I tried to explain to a fellow Christian that it would have been so much more Godly to have our ministers pleading with their congregants to stay home and worship instead of insisting on having crowded church services.  That way we don’t spread the virus to our neighbors who don’t go to the same church … it would have been a way to demonstrate a way to “Love your neighbor” instead of whining about how the government was taking away our right to worship.  It would only be for a season — Insisting on OUR right to worship is indicative of the “us vs them” mentality.

What can I do about it?  What can we do about it?

Higher education needs to be affordable – something close to free — Not loans but grants, and low tuition.  A better educated electorate would be a more well informed electorate.  Pour more money into better education from K to college.

Work at getting Americans to adopt MANDATORY VOTING – Australians pay a fine if they don’t vote – their voter turnout is nearly 98% – American turnout for a presidential election is roughly 55 – 60%

Make voting days paid holidays – expand the ways Americans can vote – whether by mail or in person but make it much more accessible and less likely to cause financial hardship.

Re-enact the Fairness Doctrine so everybody who watches or listens to political commentary hears an opposing view – reduce the echo chamber effect.

Maybe have near universal military conscription – every able bodied high school graduate would serve 2 years – and have all the conscripts mingle throughout the USA – a way for Californians to get to know Texans and Iowans and New Yorkers – a way to expand their cultural and ethnic boundaries.  I realize this would be a very very tough sell … and maybe not work as well as I think it might.  Put the conscripts to work on public projects like parks, environmental cleanup, disaster relief etc.

And we need to educate people that the forms of socialism we need to help each other is NOT a slippery slope to communism.  Higher taxes mean a better standard of living for everyone — a more healthy environment – healthier people – better services for each of us and all of us.

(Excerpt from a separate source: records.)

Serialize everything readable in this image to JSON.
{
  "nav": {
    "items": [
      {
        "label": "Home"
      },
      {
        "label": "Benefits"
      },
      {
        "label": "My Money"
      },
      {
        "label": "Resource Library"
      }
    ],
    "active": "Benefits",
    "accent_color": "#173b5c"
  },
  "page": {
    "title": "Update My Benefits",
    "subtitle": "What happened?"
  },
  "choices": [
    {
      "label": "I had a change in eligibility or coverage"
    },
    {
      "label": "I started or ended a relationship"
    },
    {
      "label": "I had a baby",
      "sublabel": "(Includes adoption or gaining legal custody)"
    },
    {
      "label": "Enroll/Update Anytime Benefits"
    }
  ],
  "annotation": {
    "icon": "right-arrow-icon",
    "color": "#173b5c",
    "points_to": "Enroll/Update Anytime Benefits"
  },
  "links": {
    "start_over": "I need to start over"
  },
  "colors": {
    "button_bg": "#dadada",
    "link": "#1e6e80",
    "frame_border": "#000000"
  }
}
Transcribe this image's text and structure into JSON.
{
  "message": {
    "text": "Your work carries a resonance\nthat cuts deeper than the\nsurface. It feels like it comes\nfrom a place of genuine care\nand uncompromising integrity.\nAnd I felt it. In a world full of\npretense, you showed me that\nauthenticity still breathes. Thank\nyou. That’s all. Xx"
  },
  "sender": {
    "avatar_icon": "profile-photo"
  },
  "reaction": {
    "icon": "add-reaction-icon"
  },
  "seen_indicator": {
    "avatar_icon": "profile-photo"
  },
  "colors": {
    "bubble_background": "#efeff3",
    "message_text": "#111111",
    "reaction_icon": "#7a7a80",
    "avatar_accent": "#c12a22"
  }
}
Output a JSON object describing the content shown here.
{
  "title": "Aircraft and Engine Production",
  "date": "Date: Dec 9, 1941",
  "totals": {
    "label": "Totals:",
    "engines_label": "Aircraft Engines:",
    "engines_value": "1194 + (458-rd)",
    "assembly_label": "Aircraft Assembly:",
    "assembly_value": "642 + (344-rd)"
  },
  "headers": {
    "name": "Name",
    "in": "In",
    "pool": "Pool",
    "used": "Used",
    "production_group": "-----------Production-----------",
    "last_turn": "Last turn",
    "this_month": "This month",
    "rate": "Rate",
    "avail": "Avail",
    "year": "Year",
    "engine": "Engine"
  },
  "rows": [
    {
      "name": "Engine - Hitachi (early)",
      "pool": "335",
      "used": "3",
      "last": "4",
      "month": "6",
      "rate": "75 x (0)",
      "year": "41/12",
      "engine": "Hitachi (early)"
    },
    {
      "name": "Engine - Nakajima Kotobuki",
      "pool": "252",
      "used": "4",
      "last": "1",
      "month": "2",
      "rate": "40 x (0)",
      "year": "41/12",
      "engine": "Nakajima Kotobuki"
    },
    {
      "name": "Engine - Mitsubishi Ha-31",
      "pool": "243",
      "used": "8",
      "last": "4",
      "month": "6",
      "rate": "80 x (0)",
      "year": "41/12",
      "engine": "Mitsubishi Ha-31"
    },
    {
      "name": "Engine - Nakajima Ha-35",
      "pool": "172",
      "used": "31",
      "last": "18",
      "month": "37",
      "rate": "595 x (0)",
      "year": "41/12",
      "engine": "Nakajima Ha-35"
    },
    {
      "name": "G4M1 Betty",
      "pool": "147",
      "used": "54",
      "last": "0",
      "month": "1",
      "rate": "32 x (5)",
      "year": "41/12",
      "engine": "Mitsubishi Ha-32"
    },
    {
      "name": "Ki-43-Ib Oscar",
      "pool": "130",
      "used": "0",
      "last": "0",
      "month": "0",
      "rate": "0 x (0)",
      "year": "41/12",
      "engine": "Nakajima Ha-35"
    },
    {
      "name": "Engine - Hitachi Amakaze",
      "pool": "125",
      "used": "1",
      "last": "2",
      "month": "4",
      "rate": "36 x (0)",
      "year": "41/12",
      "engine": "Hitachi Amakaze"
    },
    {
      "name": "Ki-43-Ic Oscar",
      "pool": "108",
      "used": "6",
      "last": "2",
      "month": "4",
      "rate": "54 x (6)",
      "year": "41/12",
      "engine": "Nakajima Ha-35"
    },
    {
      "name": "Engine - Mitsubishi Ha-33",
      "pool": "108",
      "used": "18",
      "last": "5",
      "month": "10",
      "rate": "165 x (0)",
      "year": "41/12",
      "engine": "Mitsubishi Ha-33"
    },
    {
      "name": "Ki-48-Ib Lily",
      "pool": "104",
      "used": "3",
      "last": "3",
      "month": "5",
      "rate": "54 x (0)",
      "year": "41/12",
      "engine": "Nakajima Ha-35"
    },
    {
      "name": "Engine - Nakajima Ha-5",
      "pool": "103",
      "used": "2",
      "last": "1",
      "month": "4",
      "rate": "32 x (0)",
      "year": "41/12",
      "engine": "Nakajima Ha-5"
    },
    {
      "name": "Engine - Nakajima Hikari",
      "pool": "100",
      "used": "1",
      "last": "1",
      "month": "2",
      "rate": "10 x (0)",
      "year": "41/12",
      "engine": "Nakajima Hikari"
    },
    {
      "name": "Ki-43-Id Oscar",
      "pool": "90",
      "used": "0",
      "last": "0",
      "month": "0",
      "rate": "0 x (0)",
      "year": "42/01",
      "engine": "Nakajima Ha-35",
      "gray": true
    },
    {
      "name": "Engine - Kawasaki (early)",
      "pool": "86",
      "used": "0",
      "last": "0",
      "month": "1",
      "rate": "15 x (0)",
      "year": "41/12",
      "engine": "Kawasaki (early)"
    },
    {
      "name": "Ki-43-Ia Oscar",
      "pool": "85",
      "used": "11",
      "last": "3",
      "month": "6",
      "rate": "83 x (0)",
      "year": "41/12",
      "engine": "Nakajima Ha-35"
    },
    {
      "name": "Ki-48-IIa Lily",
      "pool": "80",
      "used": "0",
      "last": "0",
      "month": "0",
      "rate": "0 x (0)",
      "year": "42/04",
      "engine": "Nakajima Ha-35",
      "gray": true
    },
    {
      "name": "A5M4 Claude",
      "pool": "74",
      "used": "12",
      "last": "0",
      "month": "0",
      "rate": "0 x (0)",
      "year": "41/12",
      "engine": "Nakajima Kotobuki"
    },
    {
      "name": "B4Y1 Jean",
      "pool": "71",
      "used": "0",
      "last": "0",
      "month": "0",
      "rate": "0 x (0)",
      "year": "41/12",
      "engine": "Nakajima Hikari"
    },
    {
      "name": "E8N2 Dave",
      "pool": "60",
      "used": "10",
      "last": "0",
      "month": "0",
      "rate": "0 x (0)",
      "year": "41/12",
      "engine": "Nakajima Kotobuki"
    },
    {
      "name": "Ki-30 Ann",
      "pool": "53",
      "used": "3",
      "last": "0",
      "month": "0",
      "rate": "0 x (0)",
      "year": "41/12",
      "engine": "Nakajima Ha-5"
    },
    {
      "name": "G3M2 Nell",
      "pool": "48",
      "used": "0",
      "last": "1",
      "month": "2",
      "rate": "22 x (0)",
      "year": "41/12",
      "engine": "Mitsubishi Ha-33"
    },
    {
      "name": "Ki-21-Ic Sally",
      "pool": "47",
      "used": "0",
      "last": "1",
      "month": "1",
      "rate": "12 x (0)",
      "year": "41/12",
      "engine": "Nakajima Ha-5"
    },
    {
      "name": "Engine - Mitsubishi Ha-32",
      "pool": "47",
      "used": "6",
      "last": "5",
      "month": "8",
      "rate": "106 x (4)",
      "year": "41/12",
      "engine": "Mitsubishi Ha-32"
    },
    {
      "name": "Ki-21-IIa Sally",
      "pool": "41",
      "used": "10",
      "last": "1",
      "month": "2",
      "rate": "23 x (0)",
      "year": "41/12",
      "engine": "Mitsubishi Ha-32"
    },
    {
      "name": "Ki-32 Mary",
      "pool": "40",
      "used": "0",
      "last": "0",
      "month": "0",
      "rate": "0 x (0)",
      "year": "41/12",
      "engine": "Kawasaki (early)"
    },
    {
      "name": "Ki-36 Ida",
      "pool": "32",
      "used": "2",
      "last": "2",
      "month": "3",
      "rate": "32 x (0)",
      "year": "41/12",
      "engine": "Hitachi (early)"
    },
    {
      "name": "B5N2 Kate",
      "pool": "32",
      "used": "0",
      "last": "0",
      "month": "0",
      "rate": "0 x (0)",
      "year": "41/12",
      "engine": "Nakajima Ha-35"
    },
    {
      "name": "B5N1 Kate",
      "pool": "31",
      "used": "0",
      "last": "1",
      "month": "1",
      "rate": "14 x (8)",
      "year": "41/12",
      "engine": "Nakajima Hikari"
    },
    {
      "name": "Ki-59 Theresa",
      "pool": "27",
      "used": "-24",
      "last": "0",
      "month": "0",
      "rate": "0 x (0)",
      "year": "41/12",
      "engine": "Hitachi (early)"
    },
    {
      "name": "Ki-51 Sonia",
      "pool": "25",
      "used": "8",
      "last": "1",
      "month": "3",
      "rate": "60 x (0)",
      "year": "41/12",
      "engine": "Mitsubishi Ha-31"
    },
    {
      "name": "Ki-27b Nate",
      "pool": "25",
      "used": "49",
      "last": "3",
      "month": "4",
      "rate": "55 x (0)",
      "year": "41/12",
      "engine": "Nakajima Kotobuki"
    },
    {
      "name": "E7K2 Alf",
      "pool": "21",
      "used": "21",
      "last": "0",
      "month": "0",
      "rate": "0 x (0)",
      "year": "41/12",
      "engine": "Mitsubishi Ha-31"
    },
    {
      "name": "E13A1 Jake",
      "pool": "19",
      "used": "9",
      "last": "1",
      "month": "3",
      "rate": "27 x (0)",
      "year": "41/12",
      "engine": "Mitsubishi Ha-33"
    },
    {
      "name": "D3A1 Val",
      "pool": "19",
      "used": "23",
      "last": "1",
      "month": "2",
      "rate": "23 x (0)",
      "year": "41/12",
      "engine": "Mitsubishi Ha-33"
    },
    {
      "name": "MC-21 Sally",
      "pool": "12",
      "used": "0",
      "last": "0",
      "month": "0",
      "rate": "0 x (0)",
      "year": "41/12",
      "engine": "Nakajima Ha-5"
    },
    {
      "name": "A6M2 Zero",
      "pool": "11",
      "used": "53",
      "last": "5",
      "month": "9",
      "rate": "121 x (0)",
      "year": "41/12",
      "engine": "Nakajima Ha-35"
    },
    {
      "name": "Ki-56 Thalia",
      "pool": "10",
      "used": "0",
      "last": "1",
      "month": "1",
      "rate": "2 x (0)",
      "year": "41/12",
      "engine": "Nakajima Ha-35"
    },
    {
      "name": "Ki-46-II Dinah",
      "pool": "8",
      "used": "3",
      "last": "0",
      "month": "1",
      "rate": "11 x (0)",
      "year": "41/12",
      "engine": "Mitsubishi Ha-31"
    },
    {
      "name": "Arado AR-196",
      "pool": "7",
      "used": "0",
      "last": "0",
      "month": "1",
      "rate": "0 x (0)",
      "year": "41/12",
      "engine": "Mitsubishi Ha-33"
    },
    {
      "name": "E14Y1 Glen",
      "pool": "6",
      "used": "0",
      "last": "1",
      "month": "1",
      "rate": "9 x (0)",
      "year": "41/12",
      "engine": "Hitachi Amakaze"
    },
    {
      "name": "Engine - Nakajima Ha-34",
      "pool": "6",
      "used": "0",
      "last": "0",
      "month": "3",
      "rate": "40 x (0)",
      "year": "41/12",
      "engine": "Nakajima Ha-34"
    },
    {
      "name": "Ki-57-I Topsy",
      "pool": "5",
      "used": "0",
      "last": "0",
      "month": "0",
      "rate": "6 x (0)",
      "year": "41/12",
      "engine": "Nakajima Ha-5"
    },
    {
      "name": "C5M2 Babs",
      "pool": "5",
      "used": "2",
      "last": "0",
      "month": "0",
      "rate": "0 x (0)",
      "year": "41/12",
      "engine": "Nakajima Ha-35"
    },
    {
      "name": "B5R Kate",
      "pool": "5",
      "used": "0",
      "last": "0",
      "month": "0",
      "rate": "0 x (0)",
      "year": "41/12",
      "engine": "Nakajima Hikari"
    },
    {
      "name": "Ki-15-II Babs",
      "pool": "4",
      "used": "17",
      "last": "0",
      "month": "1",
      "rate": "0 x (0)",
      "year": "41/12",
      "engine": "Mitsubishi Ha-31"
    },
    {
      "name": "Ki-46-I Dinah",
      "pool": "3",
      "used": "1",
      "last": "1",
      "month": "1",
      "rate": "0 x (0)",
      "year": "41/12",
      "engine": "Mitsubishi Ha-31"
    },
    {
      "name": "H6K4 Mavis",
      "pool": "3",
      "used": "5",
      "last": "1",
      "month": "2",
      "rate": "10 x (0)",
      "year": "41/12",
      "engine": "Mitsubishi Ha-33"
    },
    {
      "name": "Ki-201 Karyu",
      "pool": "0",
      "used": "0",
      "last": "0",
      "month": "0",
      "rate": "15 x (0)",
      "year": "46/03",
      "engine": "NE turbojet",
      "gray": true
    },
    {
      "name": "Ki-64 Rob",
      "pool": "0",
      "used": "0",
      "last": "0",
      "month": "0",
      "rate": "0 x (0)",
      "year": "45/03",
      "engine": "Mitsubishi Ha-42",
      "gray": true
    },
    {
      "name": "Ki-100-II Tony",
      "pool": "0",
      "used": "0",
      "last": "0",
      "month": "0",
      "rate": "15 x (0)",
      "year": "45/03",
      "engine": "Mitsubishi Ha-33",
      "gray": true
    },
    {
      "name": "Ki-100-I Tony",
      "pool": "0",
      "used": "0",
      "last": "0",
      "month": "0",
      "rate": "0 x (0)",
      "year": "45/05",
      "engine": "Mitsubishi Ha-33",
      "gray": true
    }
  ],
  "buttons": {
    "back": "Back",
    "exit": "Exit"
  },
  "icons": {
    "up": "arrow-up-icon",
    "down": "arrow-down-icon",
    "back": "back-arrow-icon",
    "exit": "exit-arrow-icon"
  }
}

Educate educate educate educate —

Corona Days


The year 2020, like 1066 and 1914, will be forever remembered for one thing only. If I survive till 2021 I’ll note it in my diary as a year of horrors; neither I nor my family have yet got Covid but there have been various disasters in my circle and some of my friends have died. But, as someone said to Wilfred Owen when he was returning to the front, at least your experiences should be good for your poetry! Literally thousands of poems have been and are being written about the plague and the lockdown. CORONAVERSES, edited by Janine Booth and published by Roundhead Publications, is an anthology by forty-three poets which came out as early as April. And WRITE WHERE WE ARE NOW, the creation of Carol Ann Duffy and Manchester Metropolitan University, is an online anthology which includes some marvellous work. Shoestring Press will be bringing out its own anthology, LOCKDOWN AND AFTER, next spring, and I’m currently reading poems for that. The one which follows is one which I wrote in March, just before the lockdown, inspired by a walk along Oxford Canal where we are not now encouraged to go:


Corona days, trudging along the silent towpath

by the canal, wishing that it was the sea,

each day I hear, singing along the airwaves,

fresh news of death, divorce, disability.

How distant now the days when I was battling

three months ago, to set the world to rights.

Now, every trivial move must be considered.

I gasp for sea air. I envy the red kites

who wheel above us, back from near-extinction,

enraptured, each day feasting on roadkill.

Celandines, crowsfoot fringe the path where few now

step out, spring colours, radiant and cruel.